I once asked a scientist why the sky was so blue,
He was not sure if the answer he knew.
"I thought you knew it all," in surprise said I.
"Your why isn't clear," he gave as reply.
"If you wish to know the reason, why blue is the sky:
Blue waves are scattered, and reach the human eye.
For what purpose is it blue, and it is not green?
That I know not. You see, what I mean."
I asked a man of religion why the sky was so blue.
He said in the Scriptures there was for this a clue:
God made us and the world, this of course is true,And to give us more joy, He made the sky so blue.
Raman lists ten underlying principles for his version of Religious Naturalism. They are the aspects of: philosophy; religion; experiences; aesthetics; religious history; community; empathy; hope; morality; humility; and gratitude. In his "Some Reflections on Natural Religion", Raman considers the following findings of science: the why of the Universe is a mystery; it is governed precise laws; earth and life of it are a consequence of those laws; Earth's conditions are narrowly defined so life is tenuous; eventually life and the universe will be dissolve; these circumstances inspires awe and reverence for Nature; the preceding must be among the fundamental tenets of Natural Religion.
Thus if humanity wishes to persist on Earth, it needs to conduct itself in appropriate ways which would keep humanity in peace with itself and in harmony with the world. This desire is the foundation for the ethical framework of Natural Religion. This in turn calls for an elimination of the harmful aspects in the moral code of earlier religions. This is enlightened religious humanism/naturalism.
Raman associates religion with spirituality as follows – 
The spiritual experience leads to ecstasy, even to glimpses of the beyond. If prayer is an effort to bond with the ultimate, meditation is a process for probing into the mystery of the self and of consciousness, of the nature and root of mind and awareness. It arises from the conviction that the divine is not someone or something to be accepted because it is so stated in holy books, but is rather a dimension of the universe that is to be apprehended by direct effort and personal experience. One of the profound insights of Hinduism is that there is but one ultimate Truth, but that even the most knowledgeable describe it in quite different ways, as in the parable of the Blind men and an elephant.
Raman is well known for his sense of humor and poetry. "Now two questions remain.
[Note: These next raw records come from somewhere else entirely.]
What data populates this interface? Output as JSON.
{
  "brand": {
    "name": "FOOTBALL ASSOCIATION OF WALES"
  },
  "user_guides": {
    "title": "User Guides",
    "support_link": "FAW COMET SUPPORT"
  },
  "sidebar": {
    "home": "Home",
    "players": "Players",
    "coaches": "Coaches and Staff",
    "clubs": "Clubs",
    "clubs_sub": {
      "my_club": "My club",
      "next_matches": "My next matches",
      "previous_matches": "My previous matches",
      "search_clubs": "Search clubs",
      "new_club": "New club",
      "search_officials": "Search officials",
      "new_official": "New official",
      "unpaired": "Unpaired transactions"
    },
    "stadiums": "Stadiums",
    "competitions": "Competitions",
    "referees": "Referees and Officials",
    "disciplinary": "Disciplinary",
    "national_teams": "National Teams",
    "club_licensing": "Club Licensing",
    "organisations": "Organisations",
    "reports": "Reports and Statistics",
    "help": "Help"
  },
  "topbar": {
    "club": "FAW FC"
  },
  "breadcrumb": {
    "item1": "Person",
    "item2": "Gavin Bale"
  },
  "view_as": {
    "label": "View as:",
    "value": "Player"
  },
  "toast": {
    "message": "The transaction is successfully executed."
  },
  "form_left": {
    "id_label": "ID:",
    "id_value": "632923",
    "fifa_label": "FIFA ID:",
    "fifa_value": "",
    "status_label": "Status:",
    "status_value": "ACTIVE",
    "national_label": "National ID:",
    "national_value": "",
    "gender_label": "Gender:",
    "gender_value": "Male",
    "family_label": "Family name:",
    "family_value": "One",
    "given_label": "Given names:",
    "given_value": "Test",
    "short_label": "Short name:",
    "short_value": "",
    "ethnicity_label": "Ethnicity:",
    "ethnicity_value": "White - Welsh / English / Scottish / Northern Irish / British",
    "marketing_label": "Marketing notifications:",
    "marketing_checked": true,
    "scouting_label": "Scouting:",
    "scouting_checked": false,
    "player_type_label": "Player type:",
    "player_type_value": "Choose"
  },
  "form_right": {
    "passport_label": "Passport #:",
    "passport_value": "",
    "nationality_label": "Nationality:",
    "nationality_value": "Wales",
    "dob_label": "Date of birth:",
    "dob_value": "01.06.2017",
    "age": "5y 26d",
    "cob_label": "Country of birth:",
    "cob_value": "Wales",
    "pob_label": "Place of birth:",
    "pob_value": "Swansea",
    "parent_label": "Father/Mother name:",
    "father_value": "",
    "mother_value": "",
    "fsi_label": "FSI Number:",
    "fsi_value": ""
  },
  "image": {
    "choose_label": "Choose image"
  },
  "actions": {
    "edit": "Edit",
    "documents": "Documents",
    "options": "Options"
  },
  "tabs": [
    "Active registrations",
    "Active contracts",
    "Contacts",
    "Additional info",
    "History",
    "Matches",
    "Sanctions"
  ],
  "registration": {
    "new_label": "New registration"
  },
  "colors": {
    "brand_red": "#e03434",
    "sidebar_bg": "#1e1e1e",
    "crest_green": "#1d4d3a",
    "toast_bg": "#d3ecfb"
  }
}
First: How did it all begin? Science says Big Bang, and religions say God. Why not simply say, God said, "Let there be a Big Bang, and the wide world was born." And God also said, "Let there be a Little Bang, and the DNA was born." Second question: What will happen to me when I die? I'll just wait and see, and I'm in no hurry to find that out. That's my statement on religion and science, and now I must get back to my sports program on TV".
Respect land and trees, rain and dew:
This is religion enough in Amerindian's view.
Chinese wisdom, it would seem
Is to be with Nature, follow the stream.
Be good and kind, take rational ways:This is all that matters, the humanist says.
More than fifty articles and scholarly papers in major journals in USA, Germany, India, Thailand.
Raman has reviewed more than 300 books appearing in CHOICE, Indian Association of History of Science, American Journal of Physics, Science, Physics Today, Science and Spirit, METANEXUS. Most of these books relate to science and society, science and religion, science and philosophy, etc.
6.6. Recent Papers of Relevance to Science & Religion